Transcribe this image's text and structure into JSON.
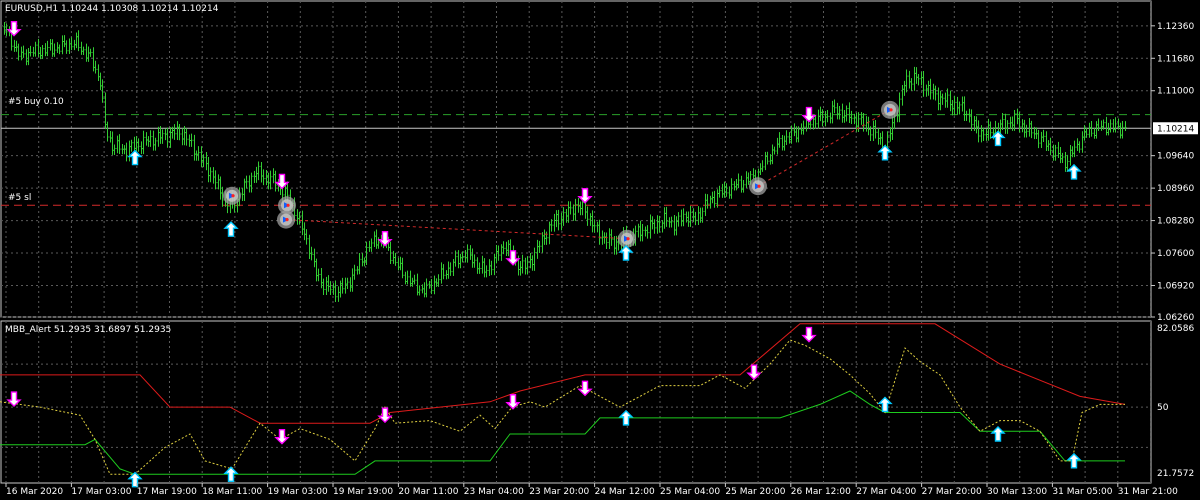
{
  "colors": {
    "background": "#000000",
    "grid": "#5a5a5a",
    "candles": "#33cc33",
    "buy_level": "#2aa02a",
    "sl_level": "#d42a2a",
    "price_line": "#c8c8c8",
    "upper_band": "#dd1b1b",
    "lower_band": "#1ecb1e",
    "signal_line": "#e0d040",
    "up_arrow": "#00c8ff",
    "down_arrow": "#ff00ff"
  },
  "chart_data": [
    {
      "type": "candlestick",
      "title": "EURUSD,H1  1.10244 1.10308 1.10214 1.10214",
      "current_price": 1.10214,
      "current_price_label": "1.10214",
      "ylim": [
        1.0626,
        1.1288
      ],
      "yticks": [
        1.0626,
        1.0692,
        1.076,
        1.0828,
        1.0896,
        1.0964,
        1.11,
        1.1168,
        1.1236
      ],
      "ytick_labels": [
        "1.06260",
        "1.06920",
        "1.07600",
        "1.08280",
        "1.08960",
        "1.09640",
        "1.11000",
        "1.11680",
        "1.12360"
      ],
      "xticks": [
        "16 Mar 2020",
        "17 Mar 03:00",
        "17 Mar 19:00",
        "18 Mar 11:00",
        "19 Mar 03:00",
        "19 Mar 19:00",
        "20 Mar 11:00",
        "23 Mar 04:00",
        "23 Mar 20:00",
        "24 Mar 12:00",
        "25 Mar 04:00",
        "25 Mar 20:00",
        "26 Mar 12:00",
        "27 Mar 04:00",
        "27 Mar 20:00",
        "30 Mar 13:00",
        "31 Mar 05:00",
        "31 Mar 21:00"
      ],
      "levels": [
        {
          "label": "#5 buy 0.10",
          "value": 1.105
        },
        {
          "label": "#5 sl",
          "value": 1.086
        }
      ],
      "close_path": [
        [
          0,
          1.124
        ],
        [
          10,
          1.121
        ],
        [
          20,
          1.117
        ],
        [
          30,
          1.118
        ],
        [
          45,
          1.1185
        ],
        [
          60,
          1.119
        ],
        [
          75,
          1.12
        ],
        [
          90,
          1.117
        ],
        [
          100,
          1.112
        ],
        [
          105,
          1.102
        ],
        [
          112,
          1.0985
        ],
        [
          125,
          1.0975
        ],
        [
          140,
          1.099
        ],
        [
          155,
          1.1
        ],
        [
          170,
          1.101
        ],
        [
          180,
          1.1015
        ],
        [
          190,
          1.099
        ],
        [
          200,
          1.096
        ],
        [
          210,
          1.093
        ],
        [
          220,
          1.089
        ],
        [
          228,
          1.086
        ],
        [
          235,
          1.087
        ],
        [
          245,
          1.09
        ],
        [
          255,
          1.093
        ],
        [
          265,
          1.092
        ],
        [
          275,
          1.091
        ],
        [
          283,
          1.089
        ],
        [
          292,
          1.086
        ],
        [
          300,
          1.082
        ],
        [
          308,
          1.078
        ],
        [
          315,
          1.072
        ],
        [
          325,
          1.069
        ],
        [
          335,
          1.068
        ],
        [
          345,
          1.069
        ],
        [
          355,
          1.072
        ],
        [
          365,
          1.076
        ],
        [
          375,
          1.079
        ],
        [
          385,
          1.078
        ],
        [
          395,
          1.074
        ],
        [
          405,
          1.071
        ],
        [
          415,
          1.069
        ],
        [
          425,
          1.068
        ],
        [
          435,
          1.07
        ],
        [
          445,
          1.072
        ],
        [
          455,
          1.074
        ],
        [
          465,
          1.076
        ],
        [
          475,
          1.074
        ],
        [
          485,
          1.072
        ],
        [
          495,
          1.075
        ],
        [
          505,
          1.078
        ],
        [
          515,
          1.074
        ],
        [
          525,
          1.073
        ],
        [
          535,
          1.076
        ],
        [
          545,
          1.08
        ],
        [
          555,
          1.083
        ],
        [
          565,
          1.084
        ],
        [
          575,
          1.086
        ],
        [
          585,
          1.085
        ],
        [
          595,
          1.081
        ],
        [
          605,
          1.079
        ],
        [
          615,
          1.078
        ],
        [
          625,
          1.079
        ],
        [
          635,
          1.08
        ],
        [
          645,
          1.081
        ],
        [
          655,
          1.082
        ],
        [
          665,
          1.083
        ],
        [
          675,
          1.082
        ],
        [
          685,
          1.084
        ],
        [
          695,
          1.083
        ],
        [
          705,
          1.086
        ],
        [
          715,
          1.088
        ],
        [
          725,
          1.089
        ],
        [
          735,
          1.09
        ],
        [
          745,
          1.091
        ],
        [
          755,
          1.092
        ],
        [
          765,
          1.095
        ],
        [
          775,
          1.098
        ],
        [
          785,
          1.1
        ],
        [
          795,
          1.101
        ],
        [
          805,
          1.103
        ],
        [
          815,
          1.104
        ],
        [
          825,
          1.1045
        ],
        [
          835,
          1.106
        ],
        [
          845,
          1.105
        ],
        [
          855,
          1.104
        ],
        [
          865,
          1.103
        ],
        [
          875,
          1.101
        ],
        [
          885,
          1.098
        ],
        [
          895,
          1.105
        ],
        [
          905,
          1.112
        ],
        [
          915,
          1.113
        ],
        [
          925,
          1.111
        ],
        [
          935,
          1.109
        ],
        [
          945,
          1.108
        ],
        [
          955,
          1.107
        ],
        [
          965,
          1.106
        ],
        [
          975,
          1.102
        ],
        [
          985,
          1.101
        ],
        [
          995,
          1.102
        ],
        [
          1005,
          1.103
        ],
        [
          1015,
          1.104
        ],
        [
          1025,
          1.102
        ],
        [
          1035,
          1.101
        ],
        [
          1045,
          1.099
        ],
        [
          1055,
          1.097
        ],
        [
          1065,
          1.095
        ],
        [
          1075,
          1.098
        ],
        [
          1085,
          1.101
        ],
        [
          1095,
          1.102
        ],
        [
          1105,
          1.1025
        ],
        [
          1115,
          1.1022
        ],
        [
          1125,
          1.1021
        ]
      ],
      "signals": [
        {
          "type": "down",
          "x": 14,
          "y": 1.123
        },
        {
          "type": "up",
          "x": 135,
          "y": 1.096
        },
        {
          "type": "up",
          "x": 231,
          "y": 1.081
        },
        {
          "type": "down",
          "x": 282,
          "y": 1.091
        },
        {
          "type": "down",
          "x": 385,
          "y": 1.079
        },
        {
          "type": "down",
          "x": 513,
          "y": 1.075
        },
        {
          "type": "down",
          "x": 585,
          "y": 1.088
        },
        {
          "type": "up",
          "x": 626,
          "y": 1.076
        },
        {
          "type": "down",
          "x": 809,
          "y": 1.105
        },
        {
          "type": "up",
          "x": 885,
          "y": 1.097
        },
        {
          "type": "up",
          "x": 998,
          "y": 1.1
        },
        {
          "type": "up",
          "x": 1074,
          "y": 1.093
        }
      ],
      "trades": [
        {
          "x": 232,
          "y": 1.088
        },
        {
          "x": 287,
          "y": 1.086
        },
        {
          "x": 286,
          "y": 1.083
        },
        {
          "x": 627,
          "y": 1.079
        },
        {
          "x": 758,
          "y": 1.09
        },
        {
          "x": 890,
          "y": 1.106
        }
      ],
      "trade_links": [
        [
          [
            287,
            1.083
          ],
          [
            627,
            1.079
          ]
        ],
        [
          [
            758,
            1.09
          ],
          [
            890,
            1.106
          ]
        ]
      ]
    },
    {
      "type": "line",
      "title": "MBB_Alert 51.2935 31.6897 51.2935",
      "ylim": [
        21.7572,
        82.0586
      ],
      "yticks": [
        21.7572,
        50,
        82.0586
      ],
      "ytick_labels": [
        "21.7572",
        "50",
        "82.0586"
      ],
      "series": [
        {
          "id": "upper",
          "values": [
            [
              0,
              62
            ],
            [
              140,
              62
            ],
            [
              170,
              50
            ],
            [
              230,
              50
            ],
            [
              260,
              44
            ],
            [
              370,
              44
            ],
            [
              390,
              48
            ],
            [
              490,
              52
            ],
            [
              520,
              56
            ],
            [
              585,
              62
            ],
            [
              740,
              62
            ],
            [
              800,
              81
            ],
            [
              935,
              81
            ],
            [
              1000,
              66
            ],
            [
              1080,
              54
            ],
            [
              1125,
              51
            ]
          ]
        },
        {
          "id": "lower",
          "values": [
            [
              0,
              36
            ],
            [
              85,
              36
            ],
            [
              95,
              38
            ],
            [
              120,
              27
            ],
            [
              135,
              25
            ],
            [
              280,
              25
            ],
            [
              355,
              25
            ],
            [
              375,
              30
            ],
            [
              490,
              30
            ],
            [
              510,
              40
            ],
            [
              585,
              40
            ],
            [
              600,
              46
            ],
            [
              780,
              46
            ],
            [
              820,
              51
            ],
            [
              850,
              56
            ],
            [
              870,
              51
            ],
            [
              885,
              48
            ],
            [
              960,
              48
            ],
            [
              980,
              41
            ],
            [
              1040,
              41
            ],
            [
              1065,
              30
            ],
            [
              1125,
              30
            ]
          ]
        },
        {
          "id": "signal",
          "values": [
            [
              0,
              52
            ],
            [
              40,
              50
            ],
            [
              80,
              47
            ],
            [
              95,
              38
            ],
            [
              110,
              25
            ],
            [
              135,
              25
            ],
            [
              165,
              35
            ],
            [
              190,
              40
            ],
            [
              205,
              30
            ],
            [
              232,
              27
            ],
            [
              260,
              44
            ],
            [
              280,
              38
            ],
            [
              300,
              42
            ],
            [
              330,
              38
            ],
            [
              355,
              30
            ],
            [
              375,
              42
            ],
            [
              385,
              50
            ],
            [
              395,
              44
            ],
            [
              430,
              45
            ],
            [
              460,
              41
            ],
            [
              480,
              47
            ],
            [
              495,
              42
            ],
            [
              512,
              50
            ],
            [
              530,
              52
            ],
            [
              545,
              50
            ],
            [
              580,
              58
            ],
            [
              600,
              54
            ],
            [
              620,
              50
            ],
            [
              660,
              58
            ],
            [
              700,
              58
            ],
            [
              720,
              62
            ],
            [
              745,
              57
            ],
            [
              770,
              66
            ],
            [
              790,
              75
            ],
            [
              805,
              73
            ],
            [
              830,
              68
            ],
            [
              850,
              62
            ],
            [
              870,
              55
            ],
            [
              885,
              48
            ],
            [
              905,
              72
            ],
            [
              920,
              67
            ],
            [
              940,
              62
            ],
            [
              960,
              50
            ],
            [
              980,
              41
            ],
            [
              1000,
              45
            ],
            [
              1020,
              45
            ],
            [
              1040,
              41
            ],
            [
              1060,
              30
            ],
            [
              1072,
              30
            ],
            [
              1082,
              48
            ],
            [
              1100,
              51
            ],
            [
              1125,
              51
            ]
          ]
        }
      ],
      "signals": [
        {
          "type": "down",
          "x": 14,
          "y": 53
        },
        {
          "type": "up",
          "x": 135,
          "y": 23
        },
        {
          "type": "up",
          "x": 231,
          "y": 25
        },
        {
          "type": "down",
          "x": 282,
          "y": 39
        },
        {
          "type": "down",
          "x": 385,
          "y": 47
        },
        {
          "type": "down",
          "x": 513,
          "y": 52
        },
        {
          "type": "down",
          "x": 585,
          "y": 57
        },
        {
          "type": "up",
          "x": 626,
          "y": 46
        },
        {
          "type": "down",
          "x": 754,
          "y": 63
        },
        {
          "type": "down",
          "x": 809,
          "y": 77
        },
        {
          "type": "up",
          "x": 885,
          "y": 51
        },
        {
          "type": "up",
          "x": 998,
          "y": 40
        },
        {
          "type": "up",
          "x": 1074,
          "y": 30
        }
      ]
    }
  ]
}
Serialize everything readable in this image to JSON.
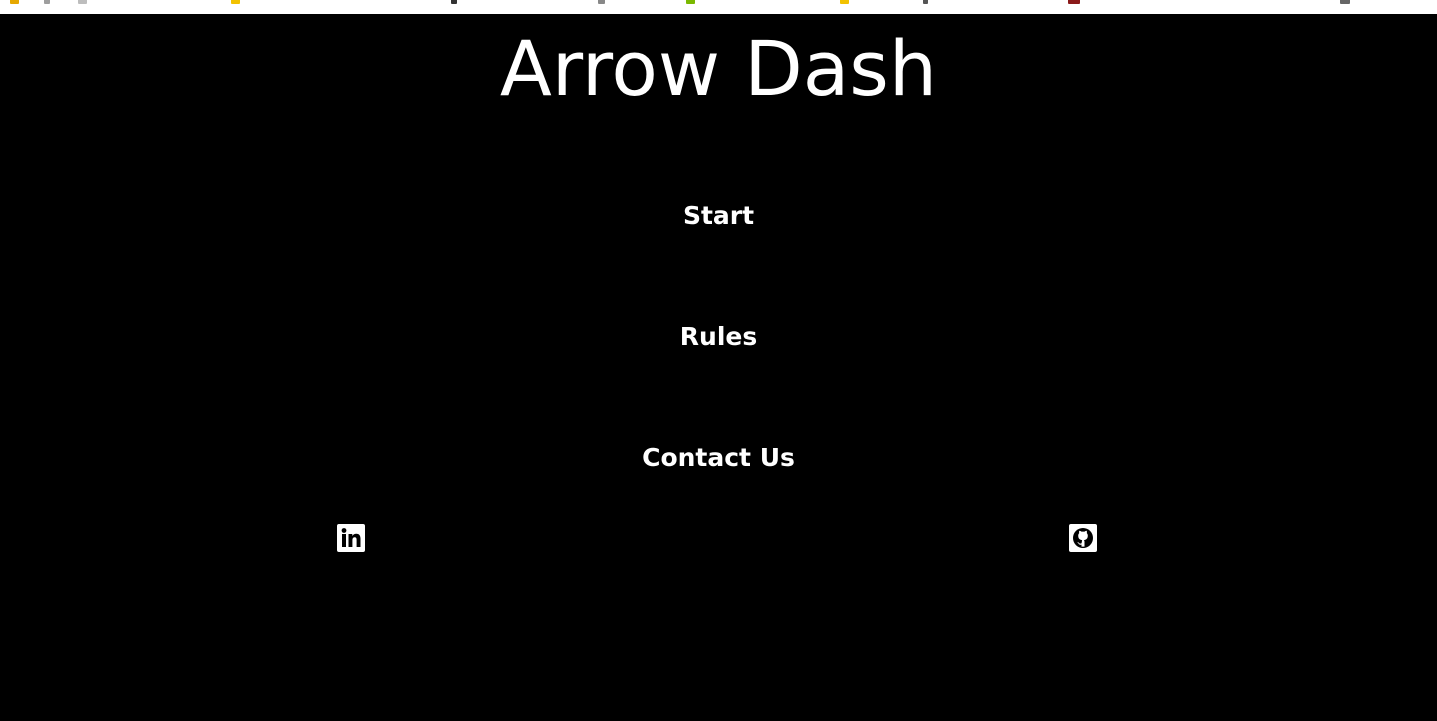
{
  "page": {
    "title": "Arrow Dash",
    "background": "#000000",
    "text_color": "#ffffff"
  },
  "menu": {
    "items": [
      {
        "label": "Start"
      },
      {
        "label": "Rules"
      },
      {
        "label": "Contact Us"
      }
    ]
  },
  "social": {
    "linkedin_icon": "linkedin-icon",
    "github_icon": "github-icon"
  }
}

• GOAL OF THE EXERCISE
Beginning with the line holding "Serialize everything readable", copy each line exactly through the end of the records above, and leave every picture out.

• RESPONSE TO THE EXERCISE
Serialize everything readable in this image to JSON.
{
  "page": {
    "title": "Arrow Dash",
    "background": "#000000",
    "text_color": "#ffffff"
  },
  "menu": {
    "items": [
      {
        "label": "Start"
      },
      {
        "label": "Rules"
      },
      {
        "label": "Contact Us"
      }
    ]
  },
  "social": {
    "linkedin_icon": "linkedin-icon",
    "github_icon": "github-icon"
  }
}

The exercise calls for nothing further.